In the time since the tenants brought their concerns to management, UIP has made only minimal repairs, Flores said. “They’re very diligent about collecting rent but not very diligent about making repairs,” she said.

[Read more: Tenants in another Columbia Heights building held a rent strike last April over necessary repairs]

Felipe Salvador, another tenant who is withholding his rent, described multiple issues with his apartment that made it uninhabitable, including a bathroom leak that has been ignored by management since November and decades-old heaters which no longer function.

In order to generate enough heat in the winter, Salvador said he had begun using his oven as a heater, in addition to a portable radiator.

When a repairman arrived to inspect the bathroom leak, he left a large hole in the ceiling and only made the situation worse, Salvador said in an interview. After that, other repairmen sent by UIP refused to work on the leak, telling Salvador that the issue was beyond the scope of their services.

With a dysfunctional heater, Salvador has to use his oven and a portable radiator to keep his apartment warm. Image courtesy of Felipe Salvador

A gaping hole caused by a bathroom leak in need of repair. Image courtesy of Felipe Salvador

 

 

 

 

 

 

 

 

 

 

After seeing that the company was not going to address the violations, Salvador decided to join the rent strike to force UIP to make the repairs.

“We’re fighting to be heard because UIP is not listening to us,” Salvador said. “We’re here as a group to fight and I know we’re going to win.”

Flores and Salvador both spoke in Spanish, with volunteer translators repeating their words in English.

Under the D.C. Tenant Bill of Rights, tenants are entitled to withhold rent if their landlords fail to address housing code violations. Specifically, landlords are responsible for “keeping the premises safe and secure and free of rodents and pests, keeping the structure and facilities of the building in good repair, and ensuring adequate heat, lighting, and ventilation.”

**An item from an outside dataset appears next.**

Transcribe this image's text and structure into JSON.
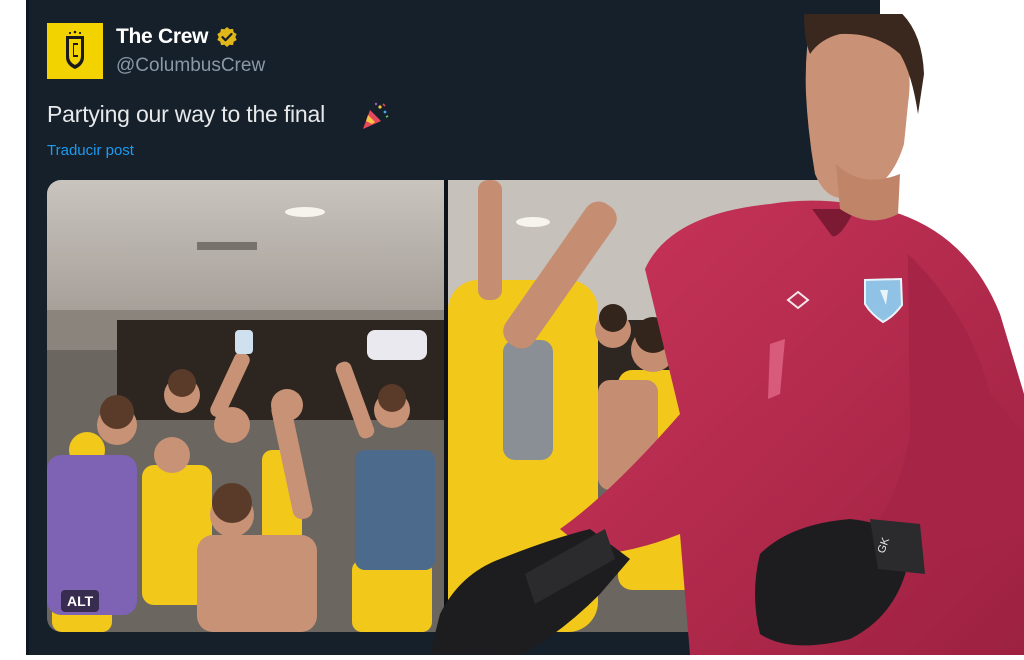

In the time since UIP became owners of the property in 2011, more than thirty property code-compliance complaints have been filed by residents, according to the D.C. Department of Consumer and Regulatory Affairs.